▸ **Exercise goal**:
Match the word "JSON". Return each line of the data below where it appears.
▼
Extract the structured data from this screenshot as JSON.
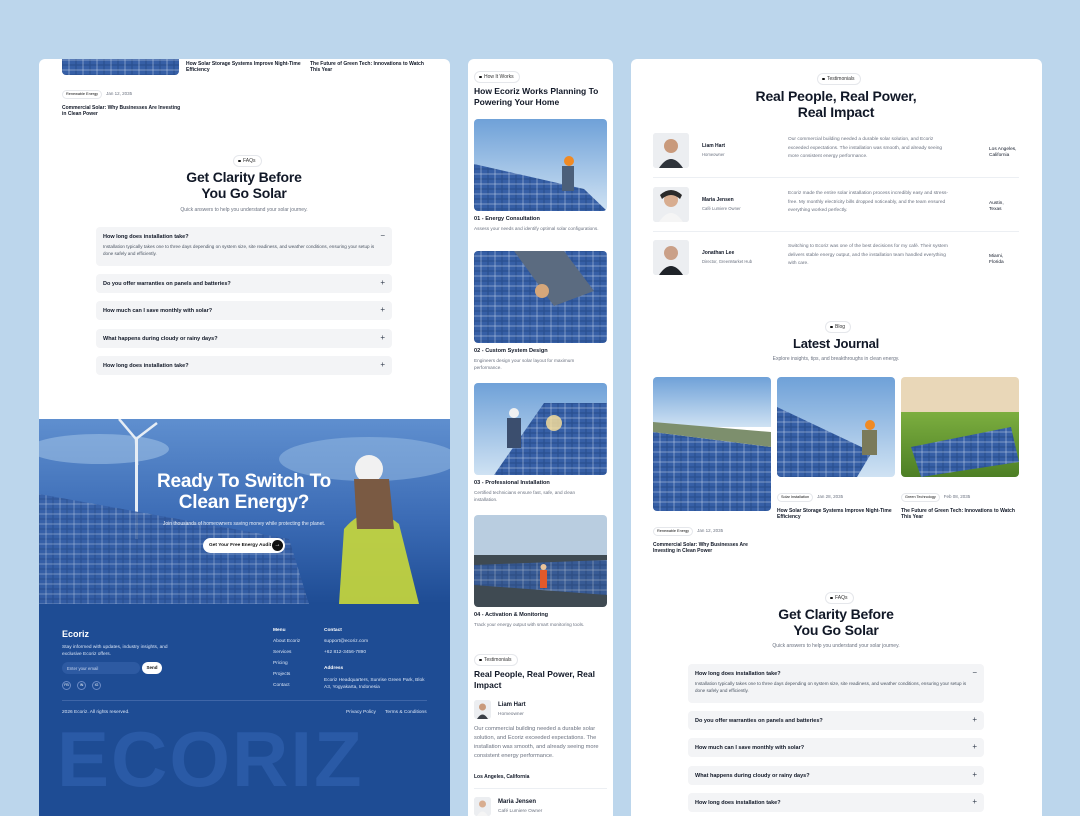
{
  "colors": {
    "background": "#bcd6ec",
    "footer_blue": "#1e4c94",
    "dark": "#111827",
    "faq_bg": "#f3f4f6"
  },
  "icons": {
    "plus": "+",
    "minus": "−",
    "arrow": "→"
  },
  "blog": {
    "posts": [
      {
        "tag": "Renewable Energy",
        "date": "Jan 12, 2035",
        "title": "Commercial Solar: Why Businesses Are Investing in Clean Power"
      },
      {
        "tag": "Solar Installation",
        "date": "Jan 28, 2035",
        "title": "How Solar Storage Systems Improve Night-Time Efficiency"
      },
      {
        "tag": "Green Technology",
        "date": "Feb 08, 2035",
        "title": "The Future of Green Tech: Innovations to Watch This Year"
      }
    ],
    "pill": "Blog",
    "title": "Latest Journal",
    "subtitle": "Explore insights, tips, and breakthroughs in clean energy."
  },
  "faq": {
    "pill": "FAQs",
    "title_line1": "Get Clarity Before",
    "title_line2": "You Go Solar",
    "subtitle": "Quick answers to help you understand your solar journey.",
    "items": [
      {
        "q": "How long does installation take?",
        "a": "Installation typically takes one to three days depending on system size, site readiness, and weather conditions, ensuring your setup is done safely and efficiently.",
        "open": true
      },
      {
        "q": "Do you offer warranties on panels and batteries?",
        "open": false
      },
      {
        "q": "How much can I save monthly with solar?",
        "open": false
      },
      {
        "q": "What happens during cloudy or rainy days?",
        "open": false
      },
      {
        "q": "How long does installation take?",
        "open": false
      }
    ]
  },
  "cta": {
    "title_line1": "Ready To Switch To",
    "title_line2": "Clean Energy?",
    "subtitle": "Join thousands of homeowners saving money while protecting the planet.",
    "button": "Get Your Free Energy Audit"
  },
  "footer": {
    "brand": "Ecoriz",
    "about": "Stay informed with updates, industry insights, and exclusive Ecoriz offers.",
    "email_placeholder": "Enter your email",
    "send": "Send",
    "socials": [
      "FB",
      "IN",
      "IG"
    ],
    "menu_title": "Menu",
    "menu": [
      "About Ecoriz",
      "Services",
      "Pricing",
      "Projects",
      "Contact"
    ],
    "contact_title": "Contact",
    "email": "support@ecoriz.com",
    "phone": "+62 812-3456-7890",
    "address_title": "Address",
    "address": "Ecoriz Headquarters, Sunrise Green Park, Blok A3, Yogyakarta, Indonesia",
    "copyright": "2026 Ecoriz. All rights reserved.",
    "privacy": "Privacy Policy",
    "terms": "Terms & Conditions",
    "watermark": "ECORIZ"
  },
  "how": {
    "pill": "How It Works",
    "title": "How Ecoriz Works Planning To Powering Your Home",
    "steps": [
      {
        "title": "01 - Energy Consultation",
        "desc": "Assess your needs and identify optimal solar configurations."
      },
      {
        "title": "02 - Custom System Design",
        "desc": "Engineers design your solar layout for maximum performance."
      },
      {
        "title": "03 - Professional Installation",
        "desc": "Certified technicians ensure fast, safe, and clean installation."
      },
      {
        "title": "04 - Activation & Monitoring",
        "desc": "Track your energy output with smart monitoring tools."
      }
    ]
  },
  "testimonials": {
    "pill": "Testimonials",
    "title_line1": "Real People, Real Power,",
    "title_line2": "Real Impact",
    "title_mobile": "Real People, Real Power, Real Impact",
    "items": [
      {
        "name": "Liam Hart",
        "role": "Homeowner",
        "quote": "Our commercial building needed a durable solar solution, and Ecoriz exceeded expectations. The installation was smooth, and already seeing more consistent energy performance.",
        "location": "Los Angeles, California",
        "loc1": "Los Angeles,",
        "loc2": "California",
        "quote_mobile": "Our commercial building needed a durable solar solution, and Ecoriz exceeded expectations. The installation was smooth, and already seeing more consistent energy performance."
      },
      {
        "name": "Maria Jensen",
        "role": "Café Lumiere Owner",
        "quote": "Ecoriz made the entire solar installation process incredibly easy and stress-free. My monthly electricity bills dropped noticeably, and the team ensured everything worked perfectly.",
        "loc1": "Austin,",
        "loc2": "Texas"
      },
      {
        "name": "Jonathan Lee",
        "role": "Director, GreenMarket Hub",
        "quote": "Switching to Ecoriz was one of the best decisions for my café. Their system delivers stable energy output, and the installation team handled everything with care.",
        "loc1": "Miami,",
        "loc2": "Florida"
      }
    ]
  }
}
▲
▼
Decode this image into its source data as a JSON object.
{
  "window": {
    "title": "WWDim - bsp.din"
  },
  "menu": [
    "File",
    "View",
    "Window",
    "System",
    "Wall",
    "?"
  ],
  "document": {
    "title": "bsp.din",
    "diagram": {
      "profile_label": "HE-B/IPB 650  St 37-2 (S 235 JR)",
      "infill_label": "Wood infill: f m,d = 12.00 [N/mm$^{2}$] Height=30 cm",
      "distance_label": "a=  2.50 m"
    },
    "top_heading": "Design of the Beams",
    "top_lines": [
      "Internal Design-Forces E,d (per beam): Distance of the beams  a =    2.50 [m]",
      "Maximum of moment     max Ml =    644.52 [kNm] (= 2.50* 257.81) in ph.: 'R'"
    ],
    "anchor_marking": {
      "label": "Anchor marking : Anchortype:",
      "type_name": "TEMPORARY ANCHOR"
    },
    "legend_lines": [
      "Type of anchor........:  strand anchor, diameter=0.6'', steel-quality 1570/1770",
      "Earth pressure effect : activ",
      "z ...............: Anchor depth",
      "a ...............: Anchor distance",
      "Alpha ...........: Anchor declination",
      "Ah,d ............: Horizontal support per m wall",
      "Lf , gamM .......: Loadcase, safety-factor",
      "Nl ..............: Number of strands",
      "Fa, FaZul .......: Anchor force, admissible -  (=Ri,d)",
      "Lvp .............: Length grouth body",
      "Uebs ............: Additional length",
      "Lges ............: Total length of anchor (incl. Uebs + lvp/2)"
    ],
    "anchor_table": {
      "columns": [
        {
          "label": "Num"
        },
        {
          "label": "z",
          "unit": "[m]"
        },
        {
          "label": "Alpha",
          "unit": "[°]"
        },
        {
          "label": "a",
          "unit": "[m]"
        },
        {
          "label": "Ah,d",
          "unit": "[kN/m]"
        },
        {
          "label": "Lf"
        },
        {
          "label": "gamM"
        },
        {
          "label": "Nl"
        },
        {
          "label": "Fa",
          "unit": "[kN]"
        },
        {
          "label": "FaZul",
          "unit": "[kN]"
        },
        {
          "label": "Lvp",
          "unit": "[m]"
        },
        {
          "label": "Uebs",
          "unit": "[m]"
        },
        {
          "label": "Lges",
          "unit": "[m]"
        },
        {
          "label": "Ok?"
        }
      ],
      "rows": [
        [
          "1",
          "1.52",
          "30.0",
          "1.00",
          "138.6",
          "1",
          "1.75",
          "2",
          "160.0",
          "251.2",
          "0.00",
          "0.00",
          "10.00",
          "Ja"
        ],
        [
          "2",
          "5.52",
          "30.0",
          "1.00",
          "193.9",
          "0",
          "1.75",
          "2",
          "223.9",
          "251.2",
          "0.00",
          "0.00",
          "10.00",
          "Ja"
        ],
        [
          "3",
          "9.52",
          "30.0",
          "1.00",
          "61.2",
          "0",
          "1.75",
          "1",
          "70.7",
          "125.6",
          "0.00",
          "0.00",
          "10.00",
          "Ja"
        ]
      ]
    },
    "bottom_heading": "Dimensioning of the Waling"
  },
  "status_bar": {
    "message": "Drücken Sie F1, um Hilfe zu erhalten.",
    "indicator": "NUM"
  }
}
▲
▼
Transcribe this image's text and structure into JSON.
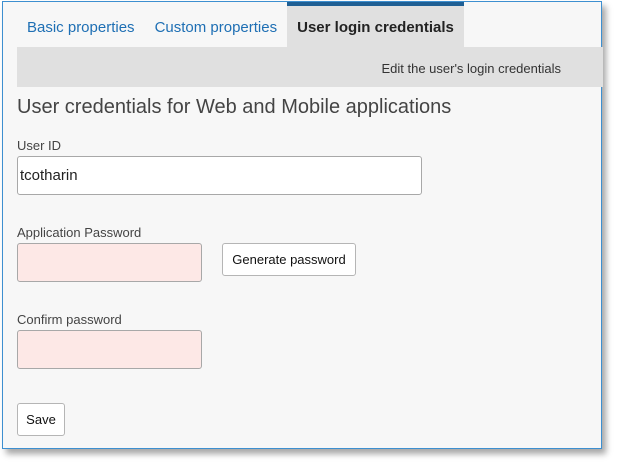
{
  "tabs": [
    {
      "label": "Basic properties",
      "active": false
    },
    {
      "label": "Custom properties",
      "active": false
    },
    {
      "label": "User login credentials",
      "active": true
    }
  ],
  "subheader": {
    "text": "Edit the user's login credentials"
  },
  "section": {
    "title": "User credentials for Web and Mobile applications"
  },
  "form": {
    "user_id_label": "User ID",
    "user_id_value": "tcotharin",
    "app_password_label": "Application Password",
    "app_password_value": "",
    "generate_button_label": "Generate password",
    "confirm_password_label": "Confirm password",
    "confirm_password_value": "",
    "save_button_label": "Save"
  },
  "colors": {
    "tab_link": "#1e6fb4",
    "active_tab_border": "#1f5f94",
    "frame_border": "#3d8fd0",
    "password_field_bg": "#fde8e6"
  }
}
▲
▸ **Finished task**:
Extract the structured data from this screenshot as JSON.
Decode this image into its source data as a JSON object.
Transcribe this image's text and structure into JSON.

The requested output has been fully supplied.